Blog Post · August 22, 2019

Democrats View Environmental Policy as Critical in Upcoming Primary

Photo of Bixby Bridge

Climate change is becoming a defining issue for voters in next year’s presidential election. According to PPIC’s latest statewide survey on the environment, record-high shares of Californians are concerned about the impacts of global warming, overwhelming majorities disapprove of the way President Trump is handling environmental issues, and most likely voters say presidential candidates’ positions on the environment are important in determining their vote next year.

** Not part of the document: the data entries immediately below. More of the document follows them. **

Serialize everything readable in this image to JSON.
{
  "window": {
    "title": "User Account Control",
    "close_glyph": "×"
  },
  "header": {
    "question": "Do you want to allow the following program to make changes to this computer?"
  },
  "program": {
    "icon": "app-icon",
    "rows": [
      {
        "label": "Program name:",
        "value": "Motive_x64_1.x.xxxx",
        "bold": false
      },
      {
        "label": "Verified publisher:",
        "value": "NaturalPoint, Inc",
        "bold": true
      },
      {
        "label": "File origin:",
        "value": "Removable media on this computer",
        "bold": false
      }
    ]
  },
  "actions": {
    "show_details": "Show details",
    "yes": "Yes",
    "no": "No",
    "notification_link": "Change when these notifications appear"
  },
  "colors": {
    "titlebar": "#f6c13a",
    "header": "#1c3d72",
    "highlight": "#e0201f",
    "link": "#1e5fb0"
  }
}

With California’s presidential primary a little more than six months away, eight in ten likely voters say that the candidates’ positions on the environment are important (44% very, 36% somewhat) in determining their vote. Democratic likely voters (64%) are far more likely than independents (34%) and Republicans (20%) to say candidates’ positions on the environment are very important. In addition to partisan divisions, there are significant generational differences—even within parties, Democratic likely voters age 18 to 44 (76%) are much more likely than those age 45 and older (58%) to say candidates’ environmental positions are very important.

With the environment critical for many Democrats, especially younger voters, whom do they support in the 2020 presidential primary? Among likely voters who are registered Democrats or are Democratic-leaning independents, and who say candidates’ environmental positions are very important, support is greatest for Kamala Harris (19%), Elizabeth Warren (18%), Bernie Sanders (12%), and Joe Biden (11%). (Candidates mentioned are those who polled 10% or higher). Notably, nearly a quarter (24%) of those who say the environment is very important are currently undecided. Here, too, there are differences across age groups. Likely voters age 18 to 44 concerned about the environment name Warren (23%), Sanders (20%), and Harris (15%) as their top primary choices, while those age 45 and older name Harris (22%), Biden (16%), and Warren (15%).

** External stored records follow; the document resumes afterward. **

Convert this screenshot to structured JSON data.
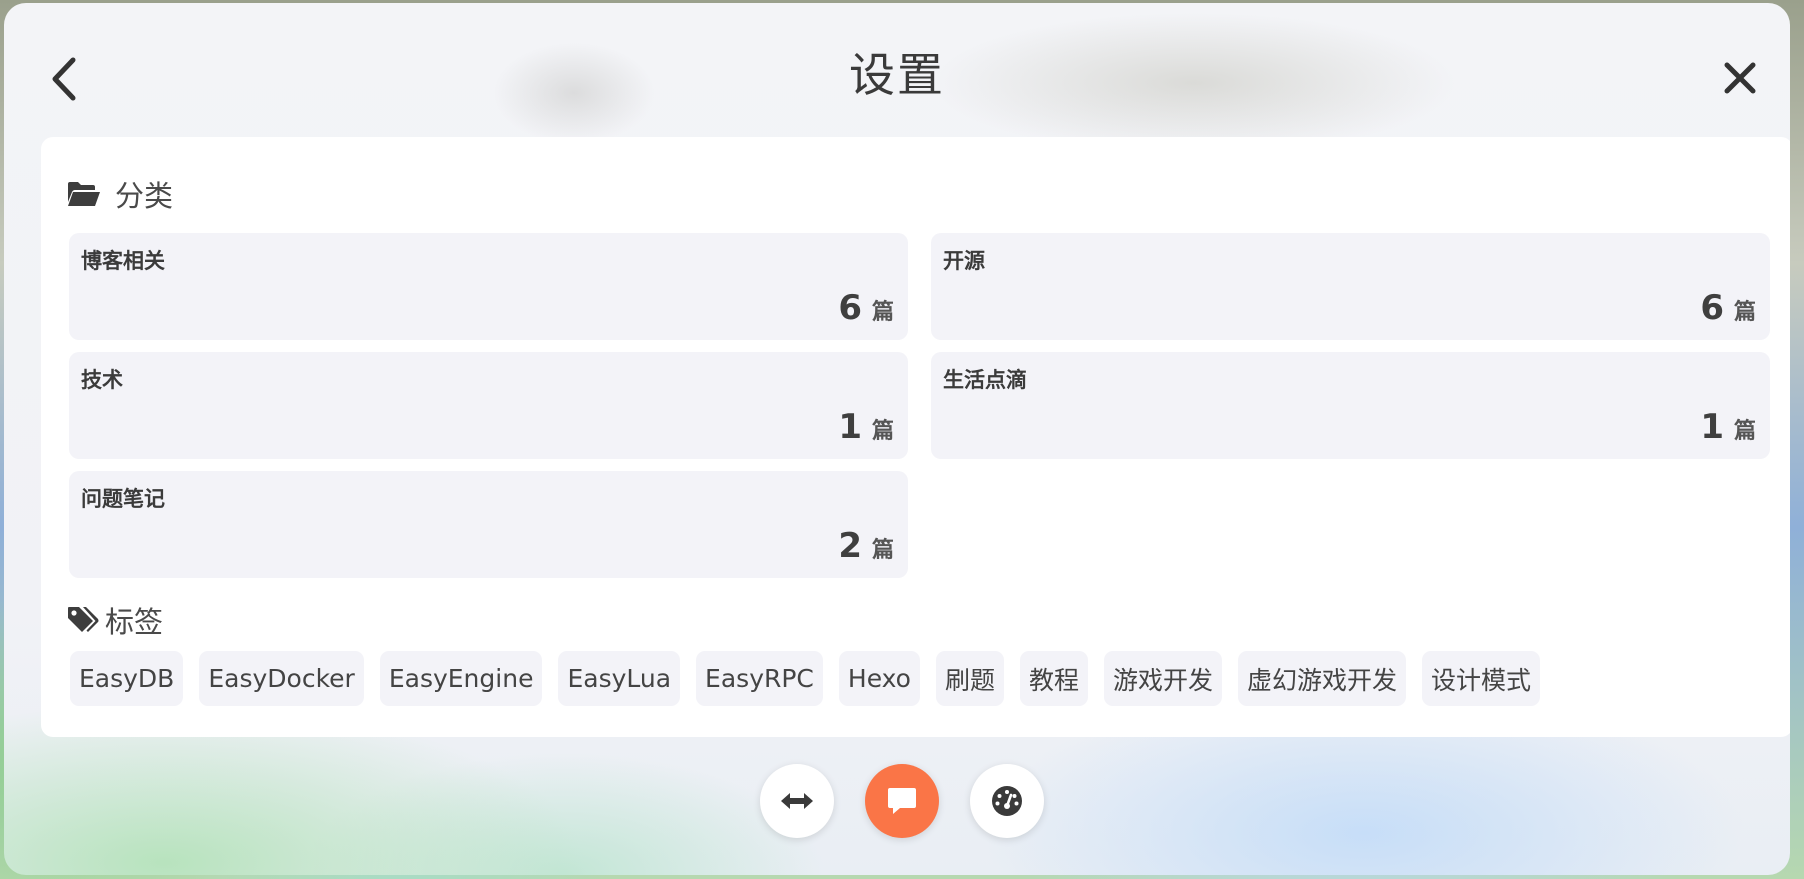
{
  "header": {
    "title": "设置",
    "back_icon": "chevron-left-icon",
    "close_icon": "close-icon"
  },
  "categories_section": {
    "heading": "分类",
    "icon": "folder-open-icon",
    "items": [
      {
        "name": "博客相关",
        "count": "6",
        "unit": "篇"
      },
      {
        "name": "开源",
        "count": "6",
        "unit": "篇"
      },
      {
        "name": "技术",
        "count": "1",
        "unit": "篇"
      },
      {
        "name": "生活点滴",
        "count": "1",
        "unit": "篇"
      },
      {
        "name": "问题笔记",
        "count": "2",
        "unit": "篇"
      }
    ]
  },
  "tags_section": {
    "heading": "标签",
    "icon": "tags-icon",
    "items": [
      "EasyDB",
      "EasyDocker",
      "EasyEngine",
      "EasyLua",
      "EasyRPC",
      "Hexo",
      "刷题",
      "教程",
      "游戏开发",
      "虚幻游戏开发",
      "设计模式"
    ]
  },
  "bottom_bar": {
    "buttons": [
      {
        "icon": "arrows-horizontal-icon",
        "active": false
      },
      {
        "icon": "comment-icon",
        "active": true,
        "color": "#fa7547"
      },
      {
        "icon": "gauge-icon",
        "active": false
      }
    ]
  },
  "colors": {
    "accent": "#fa7547",
    "card_background": "#ffffff",
    "item_background": "#f3f3f8"
  }
}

When asked about the Green New Deal, a policy proposal in Congress that aims to address climate change and stimulate economic growth, three in four likely voters who are registered Democrats or are Democratic-leaning independents say that candidates’ positions on the proposal are important in determining their vote (35% very, 39% somewhat). Among those who say positions on the Green New Deal are very important, 20% name Harris and Warren, 14% name Sanders, and 10% name Biden as their preferred candidate. Again of note, 20% of voters who say this is very important are undecided. Likely voters age 18 to 44 interested in the Green New Deal support Warren (27%), Sanders (24%), and Harris (15%), while among those age 45 and older support is greatest for Harris (24%), Warren (16%), and Biden (15%).

figure - Candidates’ Environmental Policies Matter to Democratic Likely Voters

These findings suggest that Californians will place high importance on environmental issues when making choices at the ballot in the coming year. With the next Democratic presidential debate and climate crisis town hall less than a month away, PPIC will be closely tracking the role of climate policies and other salient issues.

 

Topics

climate change Donald Trump elections global warming Joe Biden Political Landscape primary Statewide Survey